My daughter's allowed one cartoon, maybe once a day, usually less. It's 20 minutes, and has no commercial interruptions* at all. It's not Gabba Gabba Hey, although that sounds cool, but GGH comes on at 11 am or so, and my kid is a kid who goes outside on adventures after 10 am, and doesn't come back until 4 or so, as long as the temps are above freezing. Says I, Dad.
The Backyardiganscame highly recommended, and I was impressed with its lack of stupid kid-friendly tropes, as well as its seamlessly integrated educational aspects. Once I got past the digital animation -- while cool, I'm still a purist -- I approved moreso, since each daily plot subverts the idea of television: four to five characters leave their houses to imagine a different crazy adventure.
The music, though, sold me for good: watch an episode, and then you can't go back to the hack electro trappings of Dora etc. I wasn't surprised to see the music is all done by Evan Lurie, pianist and soundtrack composer and former Lounge Lizard, brother of John Lurie. Unless I have the wrong Evan Lurie.
But I doubt it. An episode imagining a search for a hidden surfing beach features afro-pop music ("Cruise cruise, cruising the dunes" with horns and a complex beat), beautifully played and sung, with melodies far above what a children's show deserves, equal to the true compositions that graced sesame street in it's heyday. An episode about out space police and rogue robots? Bluegrass. An episode about secret agents in a museum? Cuban son.
*unlike Dora, or anything else

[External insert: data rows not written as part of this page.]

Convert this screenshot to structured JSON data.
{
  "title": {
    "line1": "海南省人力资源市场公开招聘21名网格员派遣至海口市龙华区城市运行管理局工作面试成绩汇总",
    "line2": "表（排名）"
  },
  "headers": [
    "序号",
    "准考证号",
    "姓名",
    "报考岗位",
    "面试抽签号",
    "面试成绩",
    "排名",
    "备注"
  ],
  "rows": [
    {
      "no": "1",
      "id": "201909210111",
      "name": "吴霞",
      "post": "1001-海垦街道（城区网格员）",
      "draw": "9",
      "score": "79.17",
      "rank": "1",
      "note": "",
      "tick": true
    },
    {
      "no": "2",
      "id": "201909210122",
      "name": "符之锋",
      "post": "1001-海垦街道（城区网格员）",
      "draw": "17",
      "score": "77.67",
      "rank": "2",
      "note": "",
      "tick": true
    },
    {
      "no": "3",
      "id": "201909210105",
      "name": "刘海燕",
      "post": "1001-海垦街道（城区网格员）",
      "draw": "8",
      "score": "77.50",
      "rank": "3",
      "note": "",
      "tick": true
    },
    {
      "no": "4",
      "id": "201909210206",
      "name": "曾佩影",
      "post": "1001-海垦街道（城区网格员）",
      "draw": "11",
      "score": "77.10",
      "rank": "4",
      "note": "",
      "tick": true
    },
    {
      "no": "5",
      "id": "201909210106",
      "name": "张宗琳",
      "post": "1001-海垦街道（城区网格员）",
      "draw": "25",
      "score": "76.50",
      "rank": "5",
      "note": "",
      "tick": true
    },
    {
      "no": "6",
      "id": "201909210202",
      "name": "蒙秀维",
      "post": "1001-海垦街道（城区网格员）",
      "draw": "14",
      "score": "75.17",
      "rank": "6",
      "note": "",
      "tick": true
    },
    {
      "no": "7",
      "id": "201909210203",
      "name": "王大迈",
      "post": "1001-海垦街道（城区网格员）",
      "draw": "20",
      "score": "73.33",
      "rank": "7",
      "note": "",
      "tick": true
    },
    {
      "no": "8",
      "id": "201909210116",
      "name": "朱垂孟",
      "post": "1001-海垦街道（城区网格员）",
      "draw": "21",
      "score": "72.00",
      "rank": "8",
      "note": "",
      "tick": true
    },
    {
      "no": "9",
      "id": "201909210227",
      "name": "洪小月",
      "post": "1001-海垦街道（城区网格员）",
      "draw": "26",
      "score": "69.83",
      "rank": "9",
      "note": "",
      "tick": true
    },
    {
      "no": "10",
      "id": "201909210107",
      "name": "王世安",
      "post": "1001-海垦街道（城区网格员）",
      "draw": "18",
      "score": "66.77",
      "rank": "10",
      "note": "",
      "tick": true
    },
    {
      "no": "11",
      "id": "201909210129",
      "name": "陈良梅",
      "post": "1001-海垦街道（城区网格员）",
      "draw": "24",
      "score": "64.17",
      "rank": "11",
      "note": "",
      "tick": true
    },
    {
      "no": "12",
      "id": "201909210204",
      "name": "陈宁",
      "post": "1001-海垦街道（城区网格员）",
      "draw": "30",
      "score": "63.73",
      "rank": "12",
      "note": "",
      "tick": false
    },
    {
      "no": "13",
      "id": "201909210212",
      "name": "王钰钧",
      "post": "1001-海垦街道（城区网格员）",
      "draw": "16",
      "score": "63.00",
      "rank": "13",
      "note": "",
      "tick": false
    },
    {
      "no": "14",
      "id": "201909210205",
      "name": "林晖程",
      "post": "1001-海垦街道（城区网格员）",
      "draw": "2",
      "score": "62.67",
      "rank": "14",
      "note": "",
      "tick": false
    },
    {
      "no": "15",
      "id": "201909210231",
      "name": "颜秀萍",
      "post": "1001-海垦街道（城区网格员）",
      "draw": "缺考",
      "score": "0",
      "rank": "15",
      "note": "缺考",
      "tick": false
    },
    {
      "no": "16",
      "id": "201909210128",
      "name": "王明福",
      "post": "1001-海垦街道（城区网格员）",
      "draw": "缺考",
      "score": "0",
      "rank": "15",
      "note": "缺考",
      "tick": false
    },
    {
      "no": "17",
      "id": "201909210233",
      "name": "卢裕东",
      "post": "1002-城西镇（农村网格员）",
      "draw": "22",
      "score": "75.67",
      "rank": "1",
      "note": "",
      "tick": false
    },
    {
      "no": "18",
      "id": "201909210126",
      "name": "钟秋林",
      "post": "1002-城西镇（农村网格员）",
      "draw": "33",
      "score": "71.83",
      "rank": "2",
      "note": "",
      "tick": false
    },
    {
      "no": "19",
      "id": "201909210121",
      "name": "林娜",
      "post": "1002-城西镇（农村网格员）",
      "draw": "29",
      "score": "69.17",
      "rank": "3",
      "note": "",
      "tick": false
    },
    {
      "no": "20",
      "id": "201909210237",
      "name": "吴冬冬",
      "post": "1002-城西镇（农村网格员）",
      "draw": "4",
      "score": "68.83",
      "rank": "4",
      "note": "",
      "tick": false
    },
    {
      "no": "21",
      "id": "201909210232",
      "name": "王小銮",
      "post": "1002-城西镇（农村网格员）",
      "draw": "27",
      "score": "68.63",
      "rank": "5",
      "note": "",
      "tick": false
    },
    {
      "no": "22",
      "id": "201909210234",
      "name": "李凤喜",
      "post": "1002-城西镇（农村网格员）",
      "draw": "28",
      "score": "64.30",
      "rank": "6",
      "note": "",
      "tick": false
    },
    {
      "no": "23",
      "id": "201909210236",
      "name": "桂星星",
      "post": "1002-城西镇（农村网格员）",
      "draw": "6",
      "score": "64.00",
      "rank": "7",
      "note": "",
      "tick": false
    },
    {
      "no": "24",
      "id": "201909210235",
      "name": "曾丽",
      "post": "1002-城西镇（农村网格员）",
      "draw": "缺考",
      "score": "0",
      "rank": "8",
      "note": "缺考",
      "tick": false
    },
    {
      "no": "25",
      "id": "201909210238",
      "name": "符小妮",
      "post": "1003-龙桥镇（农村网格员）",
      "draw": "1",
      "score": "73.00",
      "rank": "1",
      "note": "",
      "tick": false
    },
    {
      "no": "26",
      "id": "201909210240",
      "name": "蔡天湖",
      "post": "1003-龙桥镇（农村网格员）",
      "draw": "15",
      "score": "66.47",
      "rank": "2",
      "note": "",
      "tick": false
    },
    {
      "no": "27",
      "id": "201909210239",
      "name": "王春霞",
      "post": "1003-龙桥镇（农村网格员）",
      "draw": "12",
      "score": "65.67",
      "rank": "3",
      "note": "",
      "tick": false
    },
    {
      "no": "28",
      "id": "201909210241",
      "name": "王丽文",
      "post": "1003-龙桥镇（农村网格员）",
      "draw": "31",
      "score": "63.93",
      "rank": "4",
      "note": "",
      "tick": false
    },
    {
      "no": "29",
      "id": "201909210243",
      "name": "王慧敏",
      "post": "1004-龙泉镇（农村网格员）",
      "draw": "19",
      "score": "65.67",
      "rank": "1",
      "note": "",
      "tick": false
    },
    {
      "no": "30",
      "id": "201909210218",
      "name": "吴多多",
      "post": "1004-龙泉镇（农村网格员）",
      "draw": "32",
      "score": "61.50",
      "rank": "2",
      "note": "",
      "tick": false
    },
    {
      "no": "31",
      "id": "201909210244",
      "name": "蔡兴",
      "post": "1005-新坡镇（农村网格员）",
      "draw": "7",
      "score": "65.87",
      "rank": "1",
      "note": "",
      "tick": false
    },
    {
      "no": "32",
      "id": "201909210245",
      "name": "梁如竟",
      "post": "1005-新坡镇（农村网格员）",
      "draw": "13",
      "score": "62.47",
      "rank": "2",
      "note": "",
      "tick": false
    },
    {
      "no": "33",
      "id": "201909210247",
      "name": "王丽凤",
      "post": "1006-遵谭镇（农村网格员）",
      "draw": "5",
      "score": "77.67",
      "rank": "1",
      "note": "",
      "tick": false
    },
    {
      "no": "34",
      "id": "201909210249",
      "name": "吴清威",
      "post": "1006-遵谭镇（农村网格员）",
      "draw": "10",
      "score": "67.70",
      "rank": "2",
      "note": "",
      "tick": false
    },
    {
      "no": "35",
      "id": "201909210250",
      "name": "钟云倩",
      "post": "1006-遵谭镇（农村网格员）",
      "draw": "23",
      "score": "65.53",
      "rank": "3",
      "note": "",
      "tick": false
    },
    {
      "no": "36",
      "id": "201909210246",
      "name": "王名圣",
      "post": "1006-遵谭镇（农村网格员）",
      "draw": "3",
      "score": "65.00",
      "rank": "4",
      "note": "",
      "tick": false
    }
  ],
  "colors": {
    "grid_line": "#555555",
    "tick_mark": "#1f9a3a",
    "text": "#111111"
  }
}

So of course I went back and dug up my Lounge Lizards cds and vinyl. I'm not including the vinyl, which is mostly their early, Arto Lindsay-involved jazz-skronk. And not all of this involves Evan, maybe only the No Pain For Cakes and Voice of Chunk albums, but those are the best. I've added, for fun, some Lurie soundtrack music (Manny and Lo and African Swim) and notably music from John Lurie's magnificent Fishing with John TV series, these tracks below including music from the episode where he takes an uncomfortable but hilarious Tom Waits fishing in Puerto Rico, I believe. Waits puts a fish down his pants. "River of Men" and "World of Adventure" feature real audio of Waits singing in a rowboat. "Shark Drive" is an in-studio track for an episode where Lurie takes an even more uncomfortable Jim Jarmusch shark fishing off Montauk.